Records from a collection:
════════════════════

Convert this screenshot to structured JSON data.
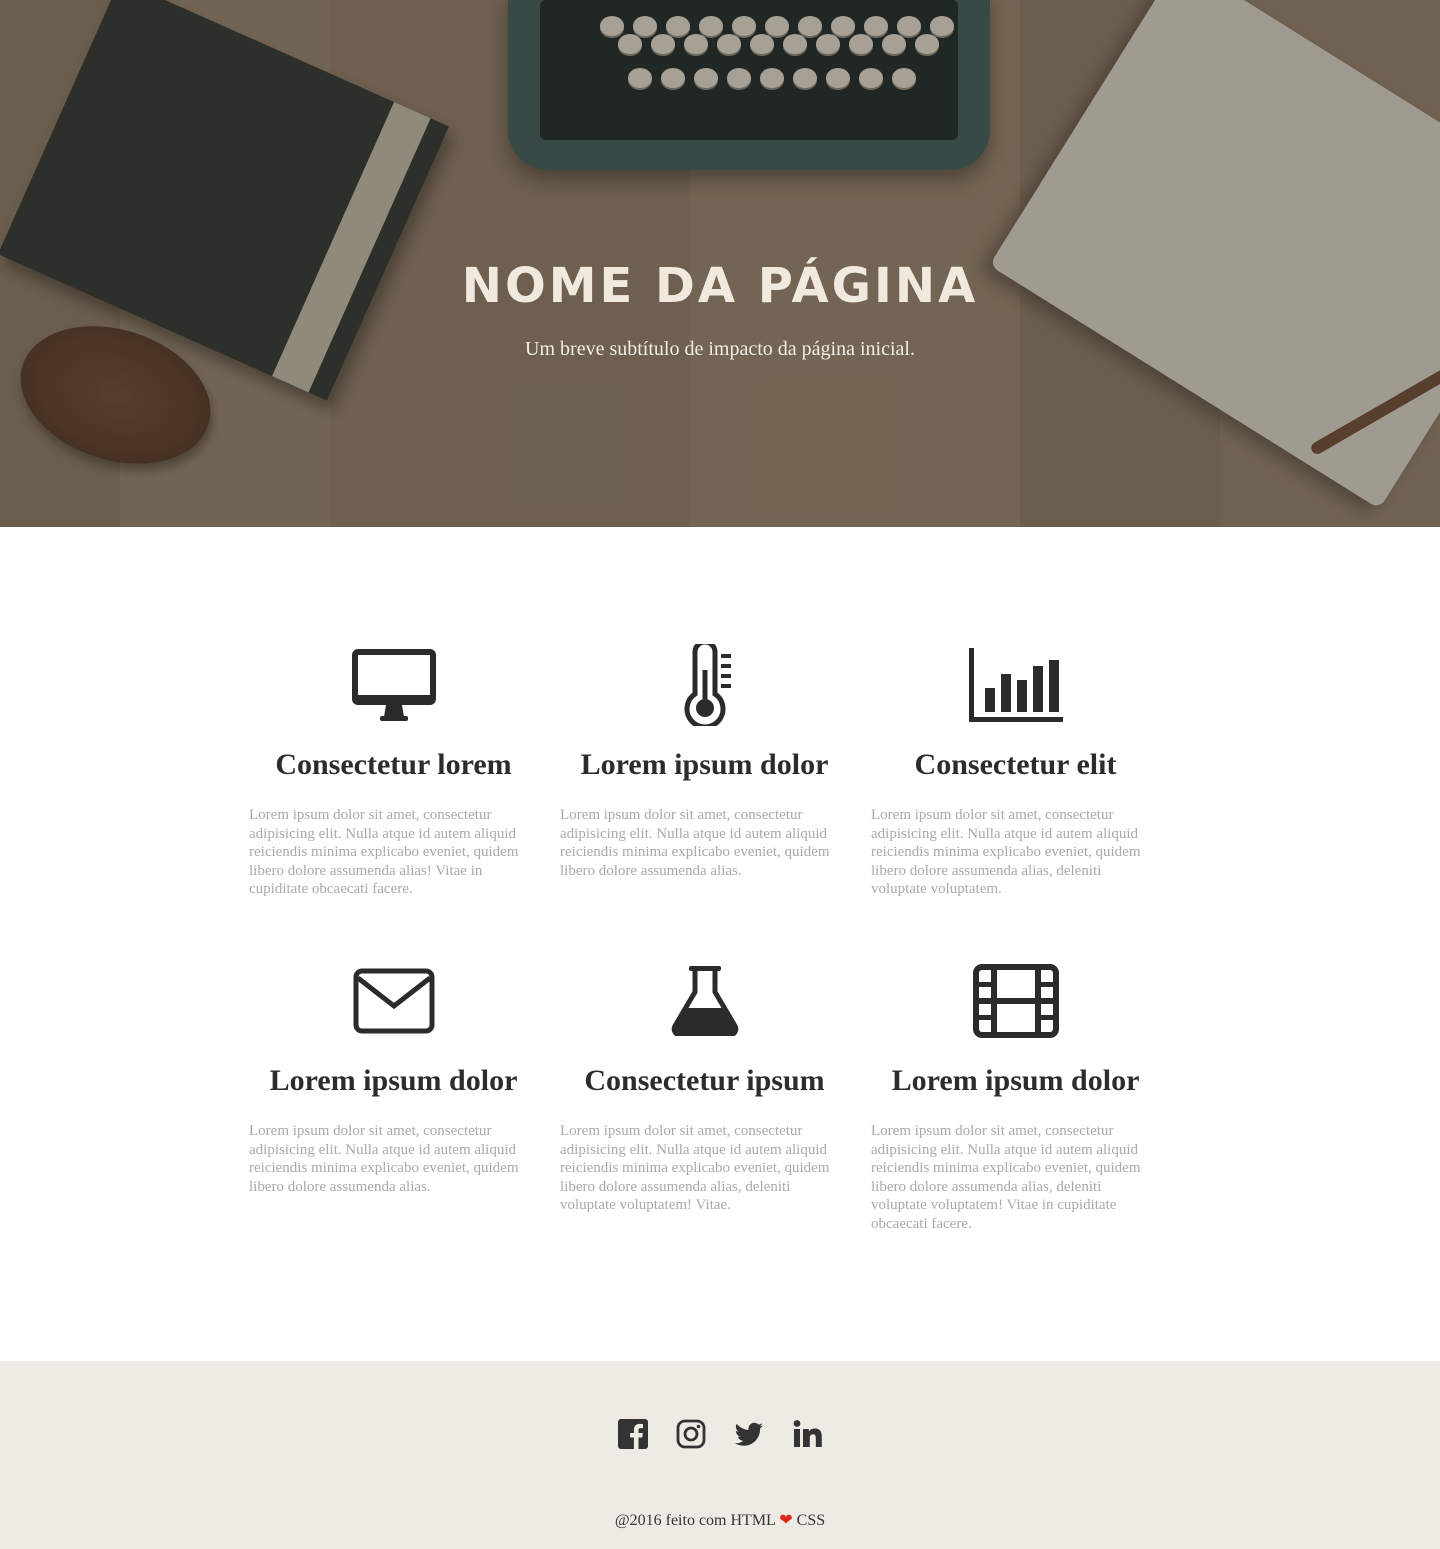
{
  "hero": {
    "title": "NOME DA PÁGINA",
    "subtitle": "Um breve subtítulo de impacto da página inicial."
  },
  "features": [
    {
      "icon": "desktop-icon",
      "title": "Consectetur lorem",
      "text": "Lorem ipsum dolor sit amet, consectetur adipisicing elit. Nulla atque id autem aliquid reiciendis minima explicabo eveniet, quidem libero dolore assumenda alias! Vitae in cupiditate obcaecati facere."
    },
    {
      "icon": "thermometer-icon",
      "title": "Lorem ipsum dolor",
      "text": "Lorem ipsum dolor sit amet, consectetur adipisicing elit. Nulla atque id autem aliquid reiciendis minima explicabo eveniet, quidem libero dolore assumenda alias."
    },
    {
      "icon": "bar-chart-icon",
      "title": "Consectetur elit",
      "text": "Lorem ipsum dolor sit amet, consectetur adipisicing elit. Nulla atque id autem aliquid reiciendis minima explicabo eveniet, quidem libero dolore assumenda alias, deleniti voluptate voluptatem."
    },
    {
      "icon": "envelope-icon",
      "title": "Lorem ipsum dolor",
      "text": "Lorem ipsum dolor sit amet, consectetur adipisicing elit. Nulla atque id autem aliquid reiciendis minima explicabo eveniet, quidem libero dolore assumenda alias."
    },
    {
      "icon": "flask-icon",
      "title": "Consectetur ipsum",
      "text": "Lorem ipsum dolor sit amet, consectetur adipisicing elit. Nulla atque id autem aliquid reiciendis minima explicabo eveniet, quidem libero dolore assumenda alias, deleniti voluptate voluptatem! Vitae."
    },
    {
      "icon": "film-icon",
      "title": "Lorem ipsum dolor",
      "text": "Lorem ipsum dolor sit amet, consectetur adipisicing elit. Nulla atque id autem aliquid reiciendis minima explicabo eveniet, quidem libero dolore assumenda alias, deleniti voluptate voluptatem! Vitae in cupiditate obcaecati facere."
    }
  ],
  "footer": {
    "social": [
      "facebook-icon",
      "instagram-icon",
      "twitter-icon",
      "linkedin-icon"
    ],
    "copyright_prefix": "@2016 feito com HTML",
    "heart": "❤",
    "copyright_suffix": "CSS"
  },
  "colors": {
    "icon": "#2b2b2b",
    "body_text": "#a9a9a9",
    "footer_bg": "#edebe4",
    "heart": "#e2231a"
  }
}
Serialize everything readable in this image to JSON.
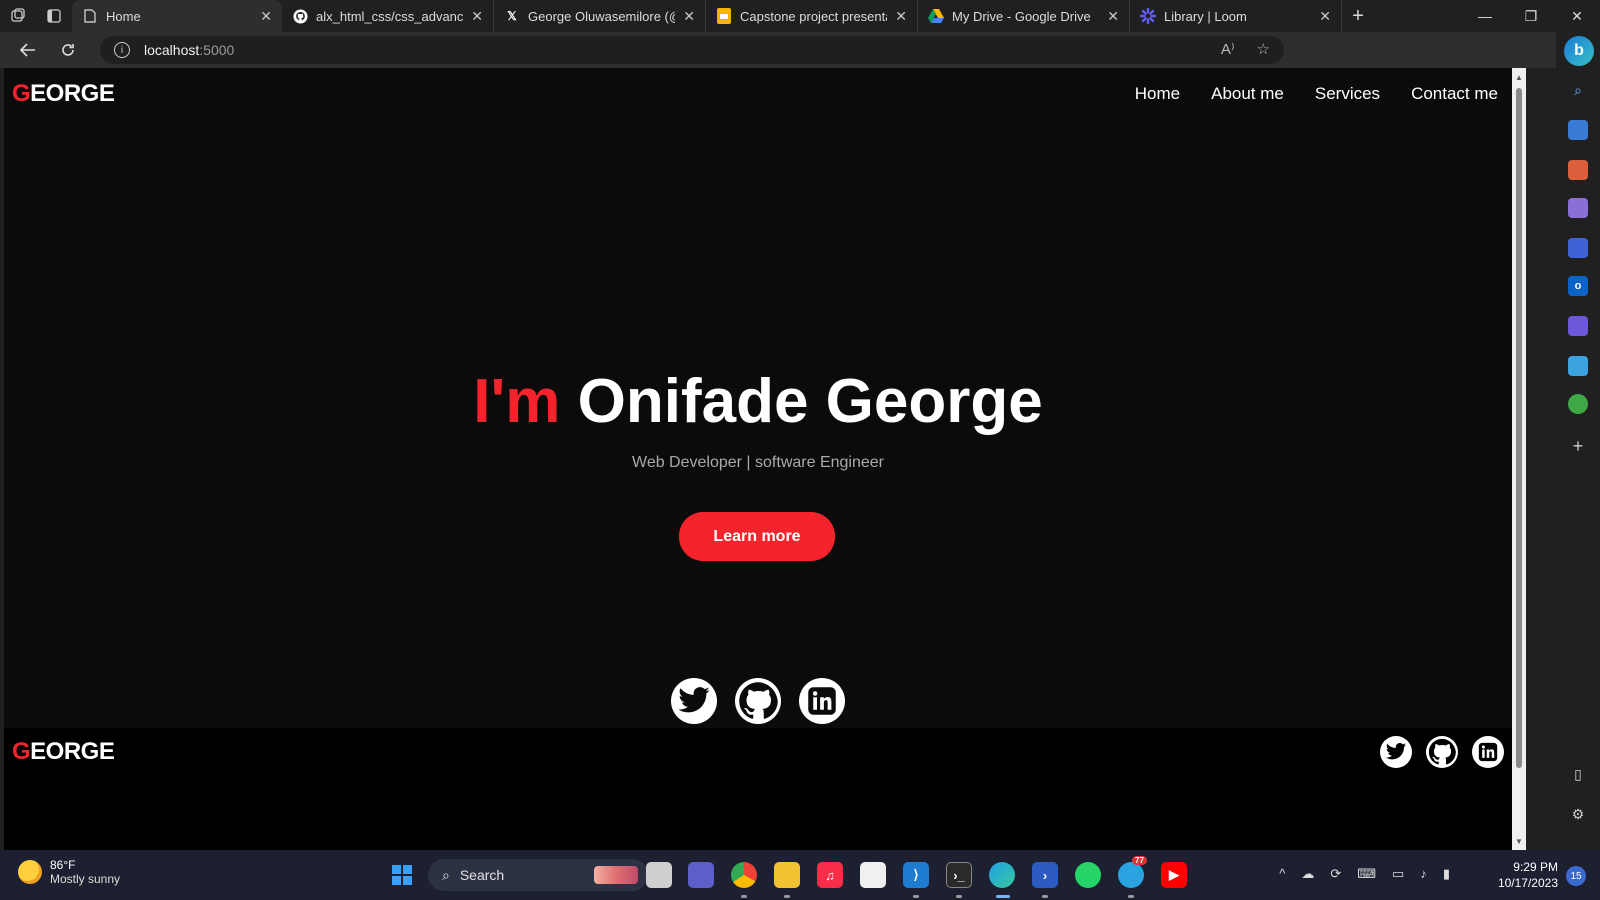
{
  "browser": {
    "tabs": [
      {
        "title": "Home",
        "icon": "page-icon",
        "active": true
      },
      {
        "title": "alx_html_css/css_advanced a",
        "icon": "github-icon",
        "active": false
      },
      {
        "title": "George Oluwasemilore (@Se",
        "icon": "x-icon",
        "active": false
      },
      {
        "title": "Capstone project presentatio",
        "icon": "slides-icon",
        "active": false
      },
      {
        "title": "My Drive - Google Drive",
        "icon": "drive-icon",
        "active": false
      },
      {
        "title": "Library | Loom",
        "icon": "loom-icon",
        "active": false
      }
    ],
    "url_host": "localhost",
    "url_port": ":5000",
    "read_aloud_label": "A⁾"
  },
  "site": {
    "logo_first": "G",
    "logo_rest": "EORGE",
    "nav": [
      "Home",
      "About me",
      "Services",
      "Contact me"
    ],
    "hero_prefix": "I'm",
    "hero_name": "Onifade George",
    "hero_subtitle": "Web Developer | software Engineer",
    "cta_label": "Learn more",
    "accent": "#f5242c",
    "footer_logo_first": "G",
    "footer_logo_rest": "EORGE"
  },
  "taskbar": {
    "temperature": "86°F",
    "weather": "Mostly sunny",
    "search_label": "Search",
    "telegram_badge": "77",
    "time": "9:29 PM",
    "date": "10/17/2023",
    "notifications": "15"
  }
}
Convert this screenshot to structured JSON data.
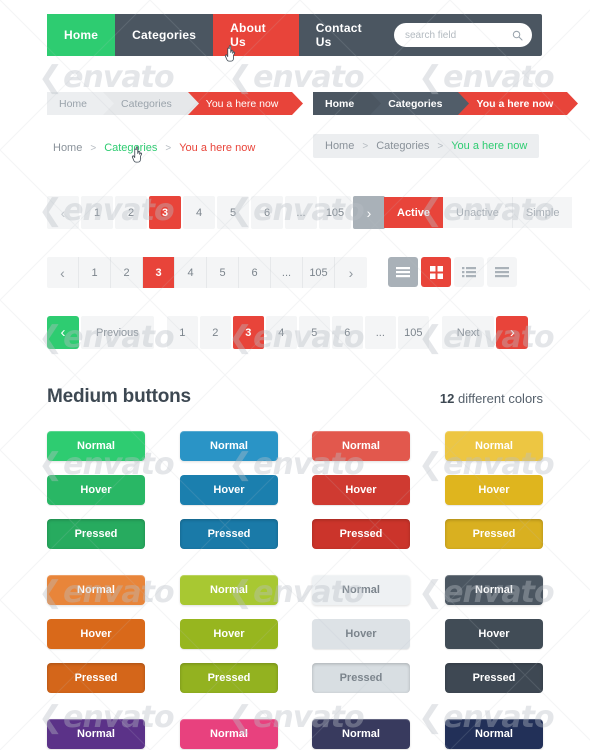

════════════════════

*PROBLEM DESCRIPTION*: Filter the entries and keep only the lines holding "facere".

*WRITTEN SOLUTION*:
      "text": "Lorem ipsum dolor sit amet, consectetur adipisicing elit. Nulla atque id autem aliquid reiciendis minima explicabo eveniet, quidem libero dolore assumenda alias! Vitae in cupiditate obcaecati facere."
      "text": "Lorem ipsum dolor sit amet, consectetur adipisicing elit. Nulla atque id autem aliquid reiciendis minima explicabo eveniet, quidem libero dolore assumenda alias, deleniti voluptate voluptatem! Vitae in cupiditate obcaecati facere."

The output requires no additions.